### Exercise aim
Set down every record below exactly as written, but leave out the pictures.

(Given data Opens)

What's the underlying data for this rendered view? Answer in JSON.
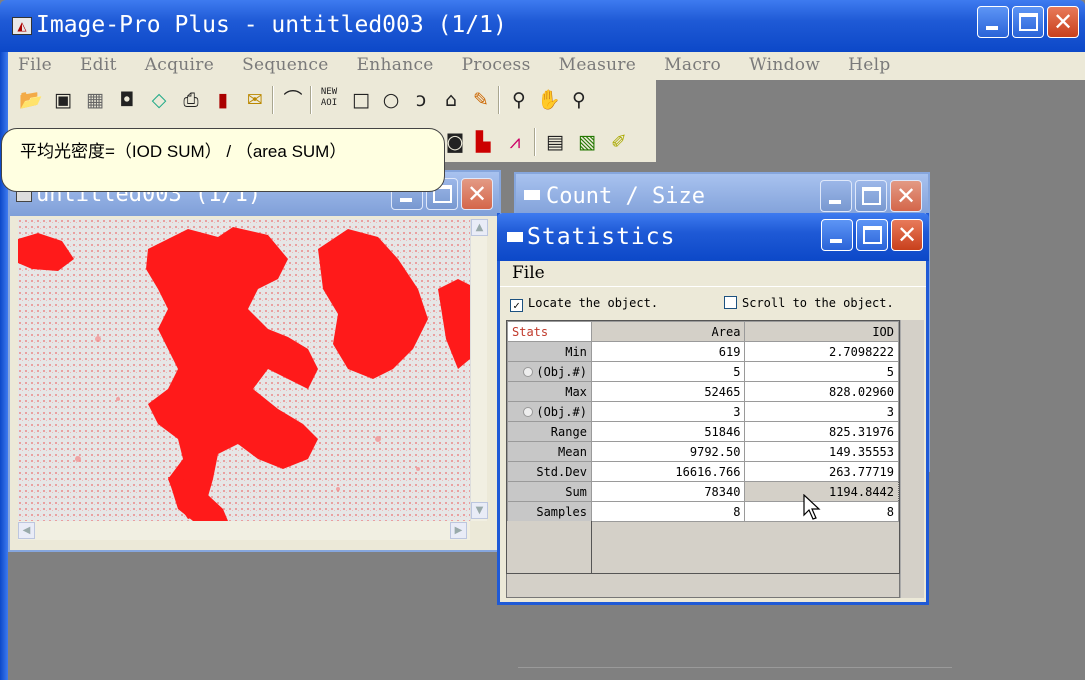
{
  "app": {
    "title": "Image-Pro Plus - untitled003 (1/1)",
    "menu": [
      "File",
      "Edit",
      "Acquire",
      "Sequence",
      "Enhance",
      "Process",
      "Measure",
      "Macro",
      "Window",
      "Help"
    ],
    "toolbar_new_aoi_label": "NEW\nAOI"
  },
  "callout": {
    "text": "平均光密度=（IOD SUM） / （area SUM）"
  },
  "image_window": {
    "title": "untitled003 (1/1)"
  },
  "count_window": {
    "title": "Count / Size"
  },
  "stats_window": {
    "title": "Statistics",
    "menu_file": "File",
    "locate_label": "Locate the object.",
    "locate_checked": true,
    "scroll_label": "Scroll to the object.",
    "scroll_checked": false,
    "headers": [
      "Stats",
      "Area",
      "IOD"
    ],
    "rows": [
      {
        "label": "Min",
        "area": "619",
        "iod": "2.7098222",
        "objicon": false
      },
      {
        "label": "(Obj.#)",
        "area": "5",
        "iod": "5",
        "objicon": true
      },
      {
        "label": "Max",
        "area": "52465",
        "iod": "828.02960",
        "objicon": false
      },
      {
        "label": "(Obj.#)",
        "area": "3",
        "iod": "3",
        "objicon": true
      },
      {
        "label": "Range",
        "area": "51846",
        "iod": "825.31976",
        "objicon": false
      },
      {
        "label": "Mean",
        "area": "9792.50",
        "iod": "149.35553",
        "objicon": false
      },
      {
        "label": "Std.Dev",
        "area": "16616.766",
        "iod": "263.77719",
        "objicon": false
      },
      {
        "label": "Sum",
        "area": "78340",
        "iod": "1194.8442",
        "objicon": false
      },
      {
        "label": "Samples",
        "area": "8",
        "iod": "8",
        "objicon": false
      }
    ],
    "selected_cell": "Sum/IOD"
  },
  "colors": {
    "xp_blue": "#1f5ad6",
    "stain_red": "#ff1a1a",
    "grey_bg": "#808080"
  }
}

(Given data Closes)

### Task answer
What's the underlying data for this rendered view? Answer in JSON.
{
  "app": {
    "title": "Image-Pro Plus - untitled003 (1/1)",
    "menu": [
      "File",
      "Edit",
      "Acquire",
      "Sequence",
      "Enhance",
      "Process",
      "Measure",
      "Macro",
      "Window",
      "Help"
    ],
    "toolbar_new_aoi_label": "NEW\nAOI"
  },
  "callout": {
    "text": "平均光密度=（IOD SUM） / （area SUM）"
  },
  "image_window": {
    "title": "untitled003 (1/1)"
  },
  "count_window": {
    "title": "Count / Size"
  },
  "stats_window": {
    "title": "Statistics",
    "menu_file": "File",
    "locate_label": "Locate the object.",
    "locate_checked": true,
    "scroll_label": "Scroll to the object.",
    "scroll_checked": false,
    "headers": [
      "Stats",
      "Area",
      "IOD"
    ],
    "rows": [
      {
        "label": "Min",
        "area": "619",
        "iod": "2.7098222",
        "objicon": false
      },
      {
        "label": "(Obj.#)",
        "area": "5",
        "iod": "5",
        "objicon": true
      },
      {
        "label": "Max",
        "area": "52465",
        "iod": "828.02960",
        "objicon": false
      },
      {
        "label": "(Obj.#)",
        "area": "3",
        "iod": "3",
        "objicon": true
      },
      {
        "label": "Range",
        "area": "51846",
        "iod": "825.31976",
        "objicon": false
      },
      {
        "label": "Mean",
        "area": "9792.50",
        "iod": "149.35553",
        "objicon": false
      },
      {
        "label": "Std.Dev",
        "area": "16616.766",
        "iod": "263.77719",
        "objicon": false
      },
      {
        "label": "Sum",
        "area": "78340",
        "iod": "1194.8442",
        "objicon": false
      },
      {
        "label": "Samples",
        "area": "8",
        "iod": "8",
        "objicon": false
      }
    ],
    "selected_cell": "Sum/IOD"
  },
  "colors": {
    "xp_blue": "#1f5ad6",
    "stain_red": "#ff1a1a",
    "grey_bg": "#808080"
  }
}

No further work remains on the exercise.